In a lively TV debate the leaders of Germany's opposition parties have underlined their determination to topple the grand coalition in the Sept. 27 general election.
Westerwelle, Trittin and Lafontaine (from left) faced off Monday
Ahead of the debate the opposition parties had expressed their irritation that they were not included in Sunday's televised duel between conservative Chancellor Angela Merkel and her Social Democratic coalition partner, Frank-Walter Steinmeier. It was especially annoying, they said, since German public media is obliged to provide all parliamentary parties the same coverage ahead of elections.
As a result, the three opposition candidates, the liberal Free Democrats' Guido Westerwelle, Green party leader Juergen Trittin and the Left party's Oskar Lafontaine, were itching to sharpen their profiles - and outstrip the performances of Steinmeier and Merkel.
Liberals against minimum and maximum wage
Westerwelle was quick to distance himself from his opposition rivals, reiterating his party's staunch opposition to the introduction of a minimum wage. He argued that such a scheme would eliminate rather than create new jobs.
Westerwelle's tax and wage policy is only reconcilable with that of Merkel's CDU
Trittin and Lafontaine pointed to other European countries that had introduced the minimum wage successfully.
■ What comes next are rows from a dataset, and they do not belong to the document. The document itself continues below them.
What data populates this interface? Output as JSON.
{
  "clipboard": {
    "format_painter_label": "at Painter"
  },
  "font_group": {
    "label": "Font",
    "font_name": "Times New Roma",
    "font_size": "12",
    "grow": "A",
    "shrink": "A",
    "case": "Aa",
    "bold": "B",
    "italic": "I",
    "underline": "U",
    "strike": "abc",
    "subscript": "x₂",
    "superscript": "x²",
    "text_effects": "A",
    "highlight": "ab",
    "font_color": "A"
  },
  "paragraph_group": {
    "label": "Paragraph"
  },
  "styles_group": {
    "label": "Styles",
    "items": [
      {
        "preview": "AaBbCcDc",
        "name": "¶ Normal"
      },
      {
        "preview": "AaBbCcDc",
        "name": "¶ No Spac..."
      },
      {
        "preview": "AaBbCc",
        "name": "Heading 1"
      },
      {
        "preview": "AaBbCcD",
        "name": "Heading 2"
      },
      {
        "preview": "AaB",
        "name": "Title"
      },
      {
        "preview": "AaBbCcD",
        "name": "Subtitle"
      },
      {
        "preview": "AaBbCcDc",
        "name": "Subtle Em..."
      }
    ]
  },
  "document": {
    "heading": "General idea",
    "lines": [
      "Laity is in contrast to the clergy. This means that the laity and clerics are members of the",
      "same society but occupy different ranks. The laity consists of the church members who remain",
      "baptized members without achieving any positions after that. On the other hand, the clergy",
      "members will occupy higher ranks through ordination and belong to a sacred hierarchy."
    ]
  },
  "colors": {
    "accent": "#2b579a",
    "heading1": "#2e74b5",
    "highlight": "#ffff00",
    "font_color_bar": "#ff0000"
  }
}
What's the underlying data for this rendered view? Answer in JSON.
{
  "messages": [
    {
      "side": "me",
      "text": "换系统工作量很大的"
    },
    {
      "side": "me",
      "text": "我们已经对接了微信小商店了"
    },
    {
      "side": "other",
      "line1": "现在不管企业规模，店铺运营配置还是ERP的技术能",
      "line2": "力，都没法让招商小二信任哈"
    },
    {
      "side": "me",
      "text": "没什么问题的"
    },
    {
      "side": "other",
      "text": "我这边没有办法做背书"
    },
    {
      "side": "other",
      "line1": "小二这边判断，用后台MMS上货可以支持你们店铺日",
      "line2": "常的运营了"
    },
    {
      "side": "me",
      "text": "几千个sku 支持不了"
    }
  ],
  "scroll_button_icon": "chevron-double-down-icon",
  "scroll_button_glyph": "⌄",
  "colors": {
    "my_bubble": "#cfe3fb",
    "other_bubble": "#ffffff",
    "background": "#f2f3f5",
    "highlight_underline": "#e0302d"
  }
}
They argued that politics had to intervene if some people in Germany were being forced to work for less than 4 euros ($5.85) per hour. Lafontaine called for a minimum of 10 euros per hour throughout Germany.
Westerwelle also argued against a mandatory limitation of executive salaries and bonus payments in private companies - a key Left party demand.
"No tax cuts," say Greens and Left
The debate also highlighted marked differences in the opposition parties' tax policies. Again Trittin and Lafontaine argued against Westerwelle, calling for an increased top income tax rate to make those who earn higher salaries take on more of the burden. Both rejected future tax cuts in view of Germany's existing debts and ballooning budget deficit.
Westerwelle in turn argued for tax cuts, saying that this was the right measure to create economic growth and new jobs.
All three politicians stressed their determination to do away with the mandatory retirement age of 67, a benchmark introduced by the current government.
Trittin's Greens have most in common with the Social Democrats
Westerwelle and Lafontaine wanted more flexibility regarding the retirement age, while Trittin explained his party's proposal of establishing a guaranteed pension scheme for everyone with a balance of thirty-three working years.
Heading for a coalition stalemate?
With regard to potential coalition talks after the Sept. 27 election, Trittin said he was in principle willing to negotiate with all parties. However, the Green leader underlined that his party was determined to prevent a coalition government between Merkel's CDU/CSU and the Free Democrats, and that they were therefore unlikely to join one.
"We want to prevent a conservative-liberal government because that would, for example, mean no money for education, an attack on climate protection and the reintroduction of nuclear power," said Trittin.
Westerwelle, who is hoping to become the new foreign minister in a conservative-led government, said he would rather remain in opposition than join up with a party that was not compatible with the Free Democrats.
"Let me be frank: if I had wanted to govern in [with the Social Democrats and the Greens], then I would have done so by now," said Westerwelle, referring to the election stalemate of 2005 when he rebuffed an invitation by the Social Democrats to strike up such a coalition.
Lafontaine's Left party is gaining influence but has no partners at the federal level
Lafontaine, who fell from grace with the Social Democrats after leaving the party in 2005 and later forming a left alliance, had little to say on the coalition issue. He pointed out that all other parties had ruled out the option of joining up with the Left party.
If Merkel's CDU/CSU and the Free Democrats fail to garner enough votes, they will have to win over the Greens to govern. Assuming that the Social Democrats continue to rule out cooperation with the Left party on a federal level, they would likely need both the Greens and the liberals to have any chance of governing.
Otherwise, the current grand coalition of Christian Democrats and Social Democrats, the country's biggest parties, could spend another term in government together.
However, if the smaller parties continue winning away votes from those two - as seen in state elections this year - even the grand coalition might have to go in search of a third partner to secure a governing majority.
Author: Neil King
Editor: Nancy Isenson